Are there similarities between Somerton, the blue-collar Massachusetts town in which the novel takes place, and Wenham, the Massachusetts town where you grew up?

Somerton is more similar to Essex Massachusetts, which was home to the marina where my Dad kept his boat. Geographically, I basically just used my exact memories of Essex to create Somerton then added bits and bobs here and there. But the socio-economic status of Somerton is entirely my creation. As far as I know, Essex is still doing quite well, whereas Somerton, as with the rest of the nation in the world of Scored, has fallen on extremely hard times.

What would you say Imani has in common with some of your own favorite female protagonists, and what sets her apart?

Like all good protagonists, Imani has a big dream, or quest. In her case it’s to go to college, study marine biology, then return home to save the dying fisheries and shoreline.

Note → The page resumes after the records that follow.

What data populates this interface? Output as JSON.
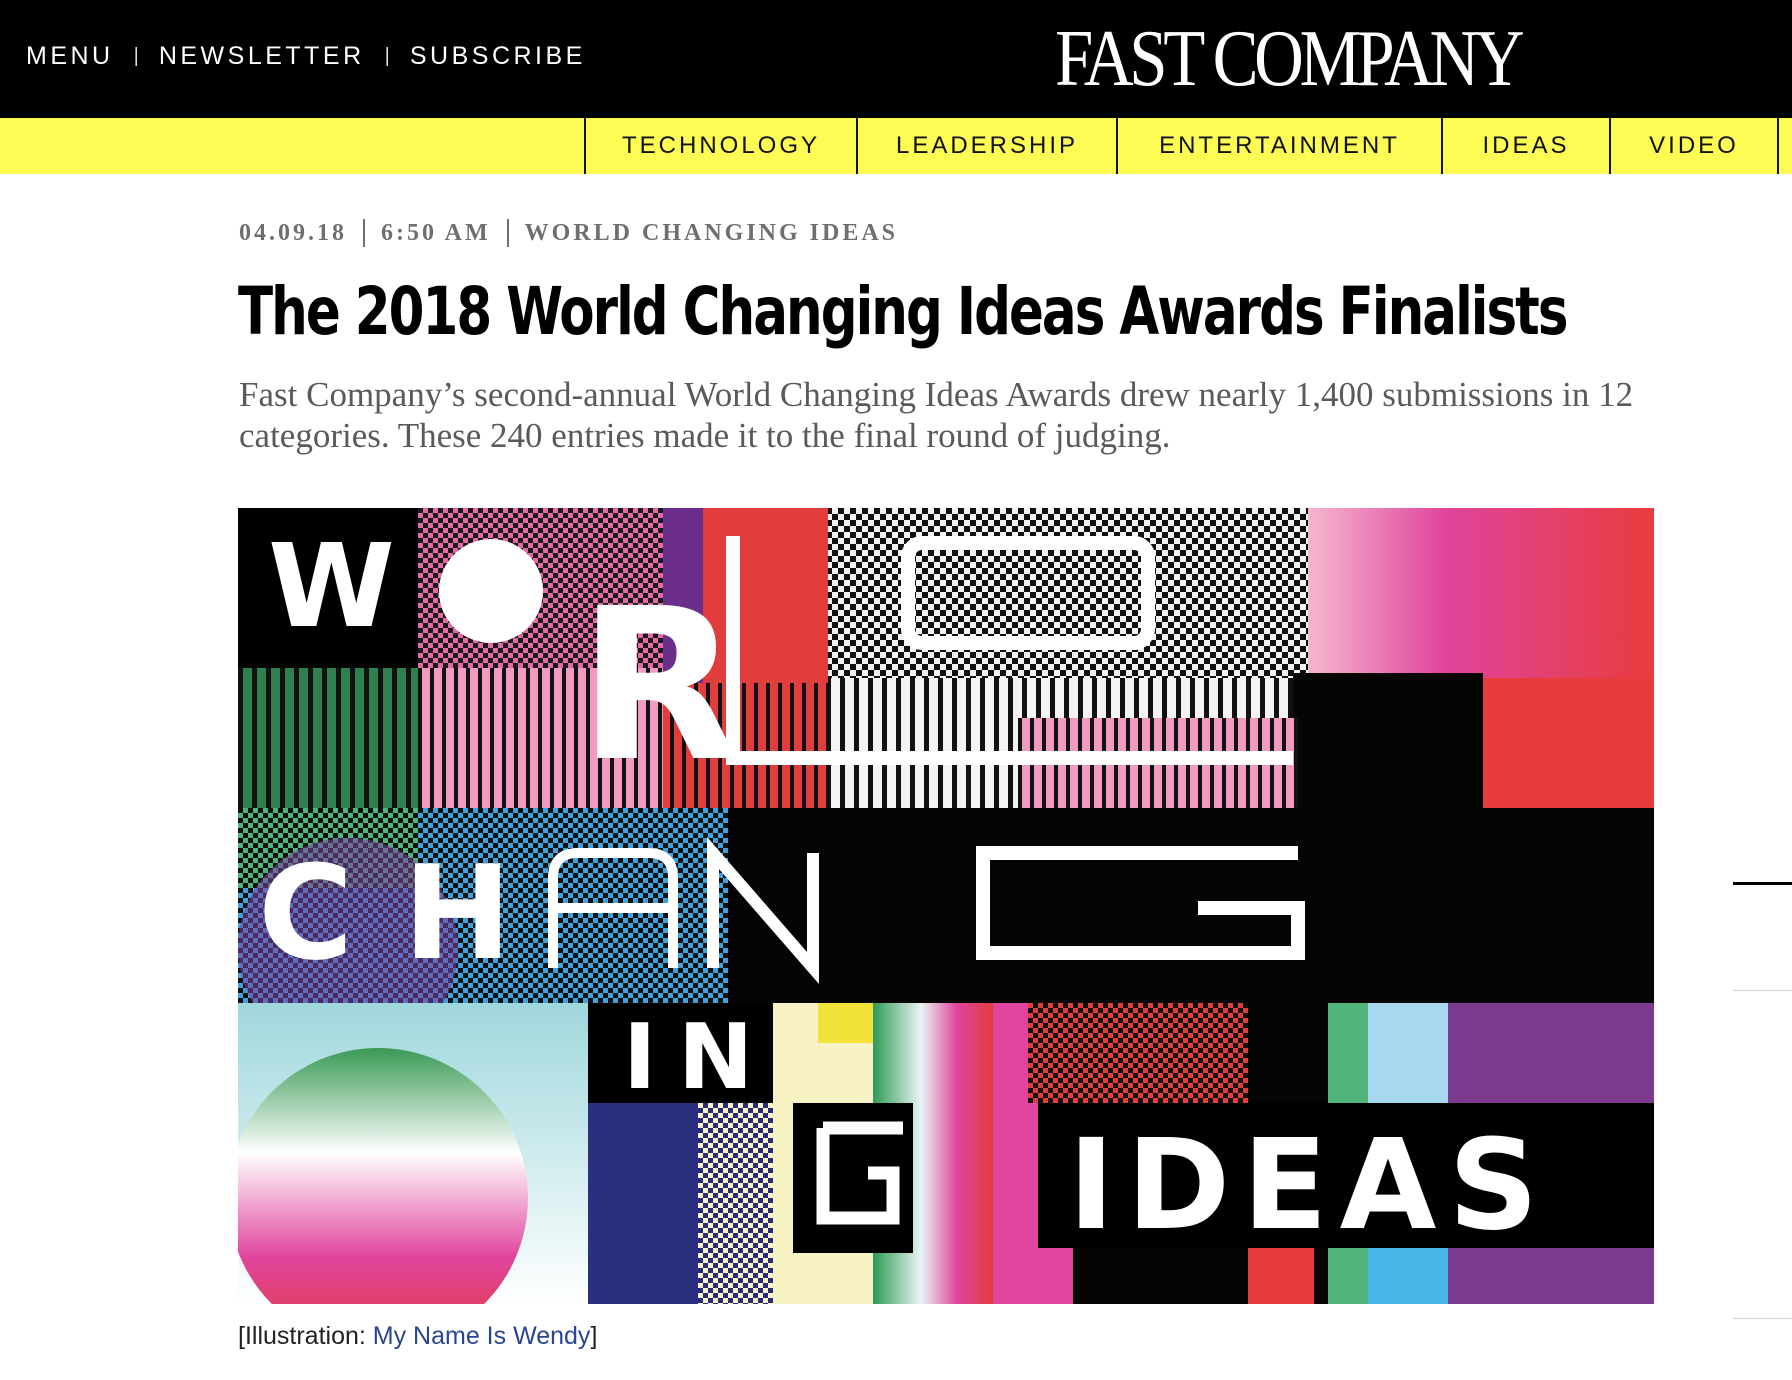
{
  "topnav": {
    "menu": "MENU",
    "newsletter": "NEWSLETTER",
    "subscribe": "SUBSCRIBE",
    "separator": "|"
  },
  "brand": {
    "name": "FAST COMPANY"
  },
  "sections": [
    "TECHNOLOGY",
    "LEADERSHIP",
    "ENTERTAINMENT",
    "IDEAS",
    "VIDEO"
  ],
  "article": {
    "date": "04.09.18",
    "time": "6:50 AM",
    "category": "WORLD CHANGING IDEAS",
    "title": "The 2018 World Changing Ideas Awards Finalists",
    "dek": "Fast Company’s second-annual World Changing Ideas Awards drew nearly 1,400 submissions in 12 categories. These 240 entries made it to the final round of judging."
  },
  "hero": {
    "letters": {
      "w": "W",
      "r": "R",
      "c": "C",
      "h": "H",
      "i": "I",
      "n": "N",
      "ideas": "IDEAS"
    }
  },
  "caption": {
    "open": "[Illustration: ",
    "credit": "My Name Is Wendy",
    "close": "]"
  },
  "colors": {
    "topbar": "#000000",
    "section_bar": "#fcfc54",
    "meta_grey": "#6f6f6f",
    "caption_link": "#28458f"
  },
  "icons": [
    "fast-company-logo"
  ]
}
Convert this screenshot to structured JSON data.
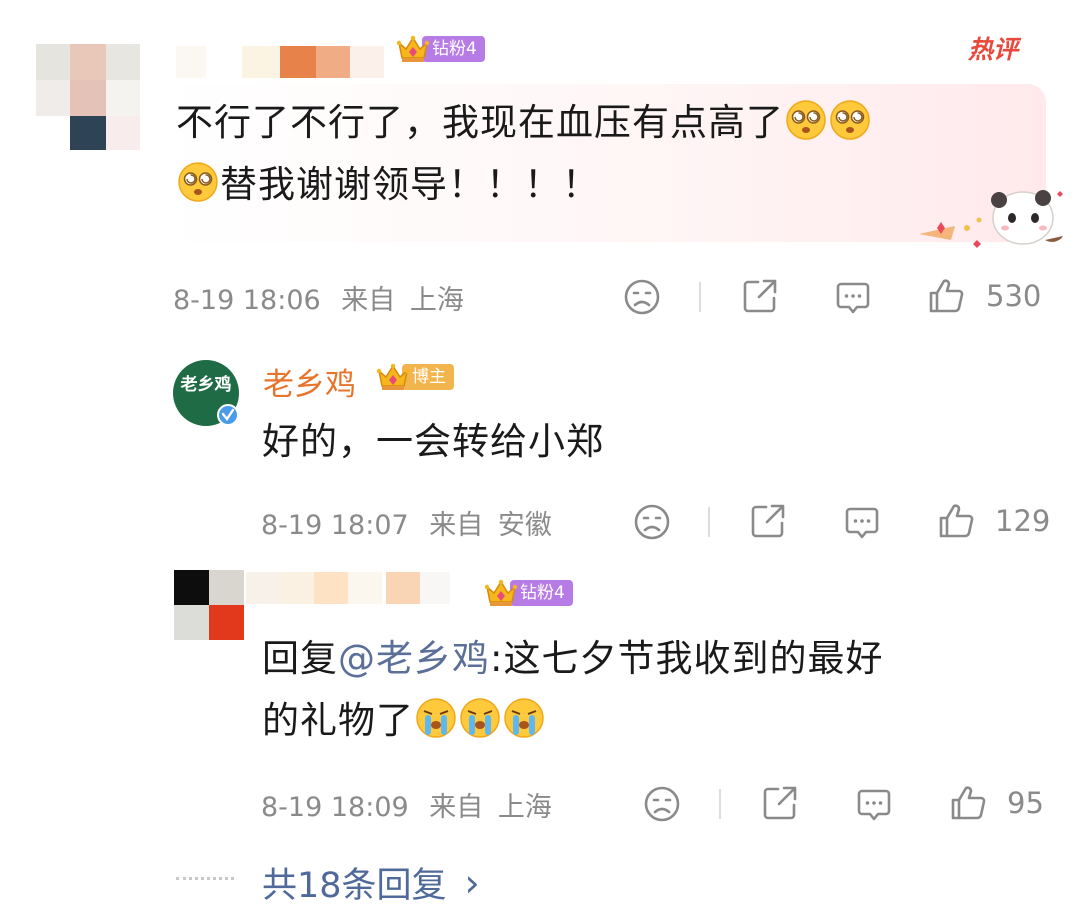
{
  "badges": {
    "fan_label": "钻粉4",
    "author_label": "博主"
  },
  "hot_tag": "热评",
  "comments": [
    {
      "text_line1": "不行了不行了，我现在血压有点高了",
      "text_line2": "替我谢谢领导！！！！",
      "date": "8-19 18:06",
      "from": "来自",
      "location": "上海",
      "likes": "530"
    }
  ],
  "reply1": {
    "avatar_text_top": "老乡",
    "avatar_text_bottom": "鸡",
    "username": "老乡鸡",
    "text": "好的，一会转给小郑",
    "date": "8-19 18:07",
    "from": "来自",
    "location": "安徽",
    "likes": "129"
  },
  "reply2": {
    "prefix": "回复",
    "mention": "@老乡鸡",
    "text_line1": ":这七夕节我收到的最好",
    "text_line2": "的礼物了",
    "date": "8-19 18:09",
    "from": "来自",
    "location": "上海",
    "likes": "95"
  },
  "more_replies": {
    "label": "共18条回复",
    "arrow": "›"
  },
  "icons": [
    "dislike-face-icon",
    "share-icon",
    "comment-icon",
    "thumbs-up-icon",
    "crown-icon",
    "chevron-right-icon"
  ],
  "colors": {
    "username_orange": "#e8742c",
    "fan_badge": "#b77be6",
    "author_badge": "#f2b54e",
    "hot_tag": "#e8493b",
    "meta_gray": "#8a8a8a",
    "avatar_green": "#1f6b45"
  }
}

What gets in her way isn’t so much the evil actions of Score Corp, but her own conflicted conscience. I’m always drawn to protagonists whose make-or-break moments hinge on an internal realignment of their own morality. I think of Katniss choosing to sacrifice her own life to protect her sister. The whole Hunger Games trilogy hinges on this essentially moral plot line, which I think elevates it above many other dystopian stories. The risk with dystopian fiction is that you make the world itself so dark that the protagonist can only ever be seen as a sainted victim. It’s much more interesting when the protagonist’s own morals are engaged. Read the rest of this entry »